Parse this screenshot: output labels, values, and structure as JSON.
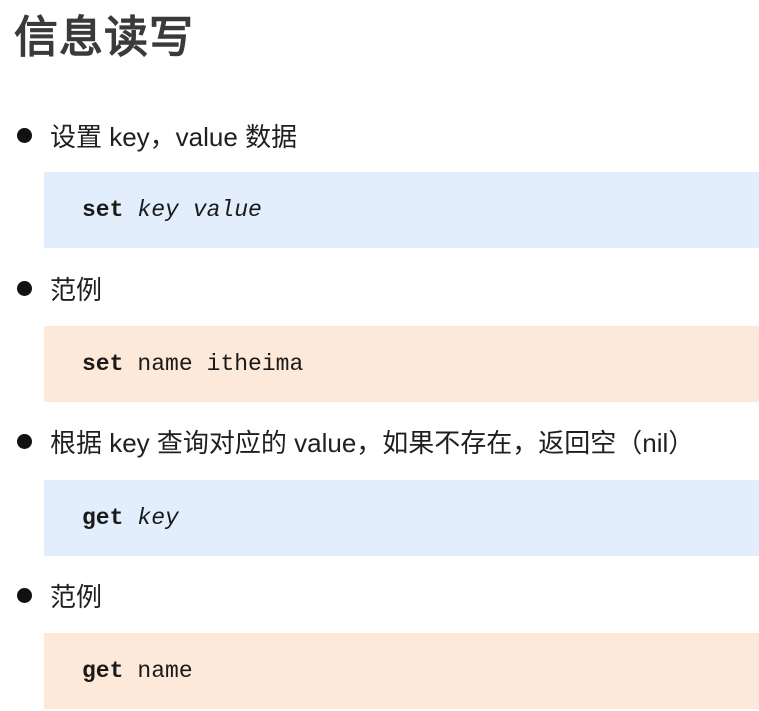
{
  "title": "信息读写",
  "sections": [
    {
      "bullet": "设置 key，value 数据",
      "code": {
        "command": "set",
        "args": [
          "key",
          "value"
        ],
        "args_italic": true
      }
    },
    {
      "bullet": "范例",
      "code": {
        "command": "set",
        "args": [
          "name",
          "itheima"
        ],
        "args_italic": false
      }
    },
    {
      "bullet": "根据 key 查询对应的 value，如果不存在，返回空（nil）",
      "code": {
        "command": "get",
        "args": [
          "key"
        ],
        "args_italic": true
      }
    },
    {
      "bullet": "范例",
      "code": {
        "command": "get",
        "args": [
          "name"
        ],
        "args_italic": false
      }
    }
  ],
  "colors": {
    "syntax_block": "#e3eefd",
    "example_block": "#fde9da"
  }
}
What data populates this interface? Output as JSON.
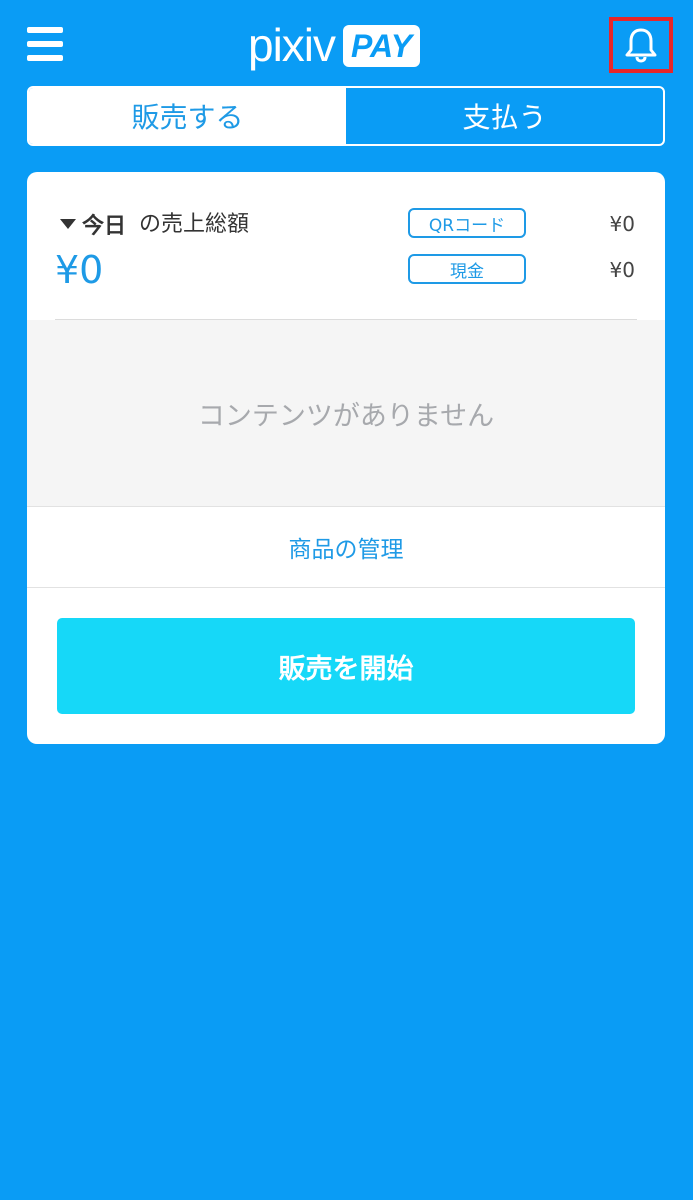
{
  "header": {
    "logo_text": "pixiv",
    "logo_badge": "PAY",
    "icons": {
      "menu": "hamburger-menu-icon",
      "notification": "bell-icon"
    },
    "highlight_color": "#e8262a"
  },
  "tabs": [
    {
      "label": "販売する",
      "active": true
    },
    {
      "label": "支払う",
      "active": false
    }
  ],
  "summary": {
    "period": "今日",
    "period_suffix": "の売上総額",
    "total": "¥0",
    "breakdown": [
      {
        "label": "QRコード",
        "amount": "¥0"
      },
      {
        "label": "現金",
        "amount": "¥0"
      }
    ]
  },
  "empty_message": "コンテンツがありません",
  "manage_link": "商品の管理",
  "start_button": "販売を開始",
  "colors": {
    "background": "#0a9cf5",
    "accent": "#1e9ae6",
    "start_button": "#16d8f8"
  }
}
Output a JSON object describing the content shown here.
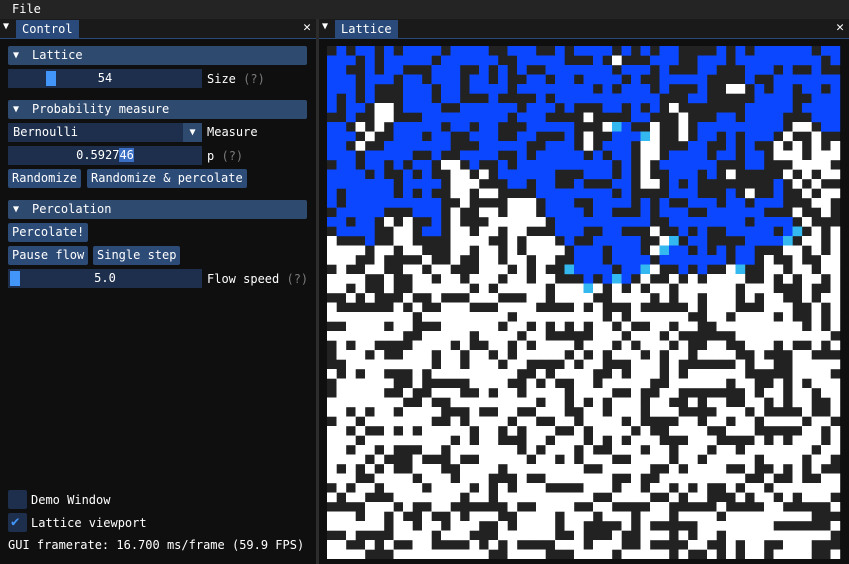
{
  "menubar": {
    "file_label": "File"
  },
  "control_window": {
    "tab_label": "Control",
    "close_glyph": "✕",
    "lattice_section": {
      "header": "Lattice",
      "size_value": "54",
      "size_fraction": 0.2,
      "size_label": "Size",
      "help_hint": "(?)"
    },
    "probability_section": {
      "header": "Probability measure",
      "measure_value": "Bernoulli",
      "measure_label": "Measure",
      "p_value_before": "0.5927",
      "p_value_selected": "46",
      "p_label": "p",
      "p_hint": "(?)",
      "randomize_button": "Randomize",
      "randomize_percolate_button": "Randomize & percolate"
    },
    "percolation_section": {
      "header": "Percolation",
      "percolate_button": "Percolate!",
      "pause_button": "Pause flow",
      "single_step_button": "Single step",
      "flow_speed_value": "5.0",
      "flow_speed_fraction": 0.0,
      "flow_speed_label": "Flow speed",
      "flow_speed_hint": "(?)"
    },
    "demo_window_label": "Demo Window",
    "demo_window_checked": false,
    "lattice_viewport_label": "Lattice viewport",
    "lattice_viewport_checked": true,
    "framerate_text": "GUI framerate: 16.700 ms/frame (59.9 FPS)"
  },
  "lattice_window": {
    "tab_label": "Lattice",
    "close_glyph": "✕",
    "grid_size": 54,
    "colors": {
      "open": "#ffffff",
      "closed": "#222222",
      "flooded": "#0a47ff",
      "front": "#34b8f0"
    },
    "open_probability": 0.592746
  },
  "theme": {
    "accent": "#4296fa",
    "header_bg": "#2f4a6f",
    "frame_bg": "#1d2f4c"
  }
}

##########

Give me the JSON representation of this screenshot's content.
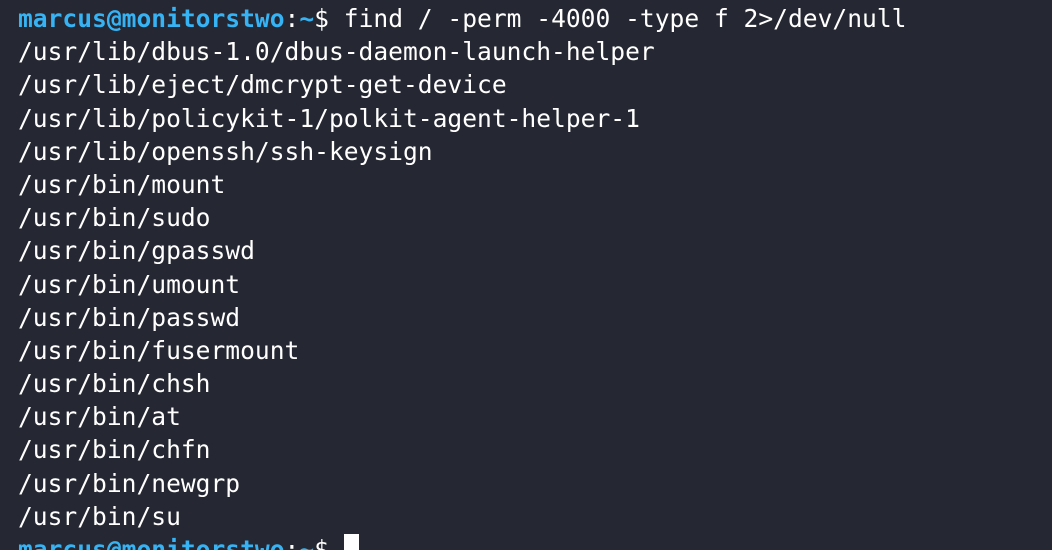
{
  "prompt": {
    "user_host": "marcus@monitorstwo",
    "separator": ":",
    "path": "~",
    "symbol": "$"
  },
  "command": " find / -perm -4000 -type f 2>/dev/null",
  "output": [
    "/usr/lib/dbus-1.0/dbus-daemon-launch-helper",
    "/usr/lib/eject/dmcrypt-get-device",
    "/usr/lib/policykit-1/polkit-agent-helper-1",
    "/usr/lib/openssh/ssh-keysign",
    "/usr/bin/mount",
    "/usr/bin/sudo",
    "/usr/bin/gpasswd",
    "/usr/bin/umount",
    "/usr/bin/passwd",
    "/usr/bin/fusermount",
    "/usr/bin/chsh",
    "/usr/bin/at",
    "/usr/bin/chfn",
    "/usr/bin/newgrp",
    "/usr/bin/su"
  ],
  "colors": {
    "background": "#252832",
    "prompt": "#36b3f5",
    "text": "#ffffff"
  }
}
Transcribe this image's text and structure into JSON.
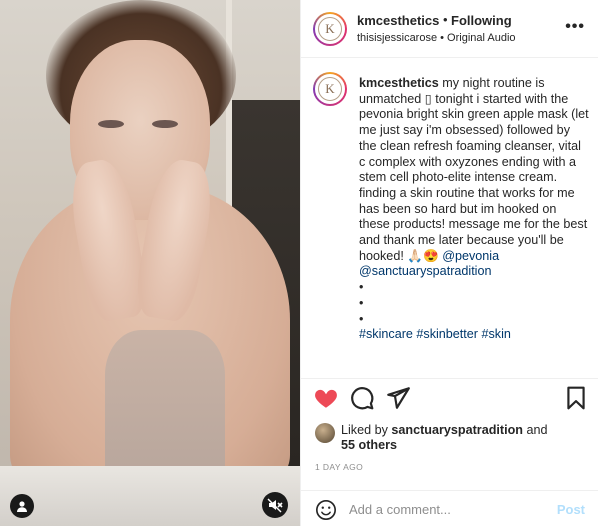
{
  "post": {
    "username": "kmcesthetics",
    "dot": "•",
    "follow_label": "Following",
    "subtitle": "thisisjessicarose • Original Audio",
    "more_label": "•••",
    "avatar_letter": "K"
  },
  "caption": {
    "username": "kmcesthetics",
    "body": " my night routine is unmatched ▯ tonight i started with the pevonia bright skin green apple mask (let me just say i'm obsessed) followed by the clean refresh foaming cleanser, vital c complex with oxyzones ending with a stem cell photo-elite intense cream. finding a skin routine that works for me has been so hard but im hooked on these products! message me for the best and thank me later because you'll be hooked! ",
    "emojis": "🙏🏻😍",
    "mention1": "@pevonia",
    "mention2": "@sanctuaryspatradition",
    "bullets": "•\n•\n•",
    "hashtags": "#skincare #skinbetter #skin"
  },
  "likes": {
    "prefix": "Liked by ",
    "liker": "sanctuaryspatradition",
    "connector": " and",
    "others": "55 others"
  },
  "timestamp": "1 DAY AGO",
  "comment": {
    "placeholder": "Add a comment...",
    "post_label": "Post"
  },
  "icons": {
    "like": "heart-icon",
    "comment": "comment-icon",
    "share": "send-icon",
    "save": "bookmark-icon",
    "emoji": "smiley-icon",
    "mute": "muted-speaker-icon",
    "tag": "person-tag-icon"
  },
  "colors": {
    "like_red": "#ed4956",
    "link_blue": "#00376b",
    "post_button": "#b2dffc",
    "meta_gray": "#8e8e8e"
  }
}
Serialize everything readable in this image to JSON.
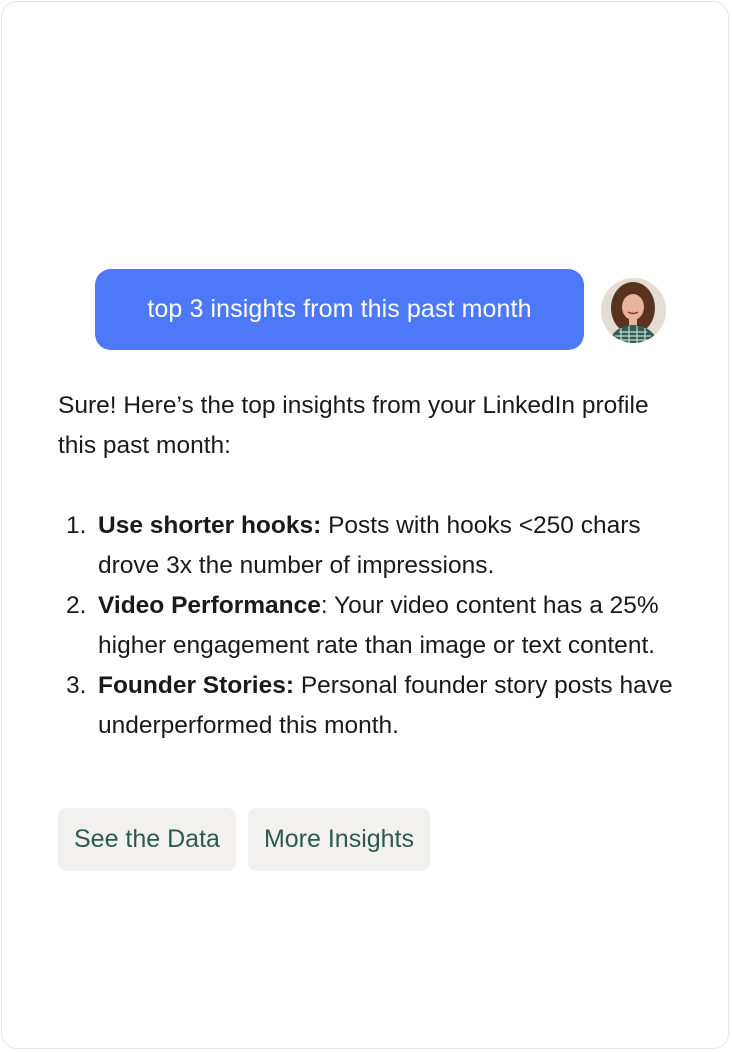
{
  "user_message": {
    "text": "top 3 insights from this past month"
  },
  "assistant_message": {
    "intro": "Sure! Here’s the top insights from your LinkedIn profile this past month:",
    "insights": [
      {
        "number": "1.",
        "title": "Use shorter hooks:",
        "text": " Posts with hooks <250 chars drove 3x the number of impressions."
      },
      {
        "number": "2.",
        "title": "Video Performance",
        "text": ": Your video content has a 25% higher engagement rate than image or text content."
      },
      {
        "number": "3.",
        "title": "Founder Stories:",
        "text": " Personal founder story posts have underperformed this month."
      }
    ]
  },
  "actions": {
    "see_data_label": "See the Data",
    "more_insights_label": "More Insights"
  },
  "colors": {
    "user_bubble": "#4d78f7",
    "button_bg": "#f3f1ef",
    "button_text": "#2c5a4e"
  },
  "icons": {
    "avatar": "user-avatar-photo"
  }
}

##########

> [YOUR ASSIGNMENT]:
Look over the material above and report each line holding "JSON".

> [ANSWER]:
Parse this screenshot: output labels, values, and structure as JSON.
What data populates this interface? Output as JSON.
Output a JSON object describing the content shown here.
Give me the JSON representation of this screenshot's content.
Transcribe this image's text and structure into JSON.
Serialize everything readable in this image to JSON.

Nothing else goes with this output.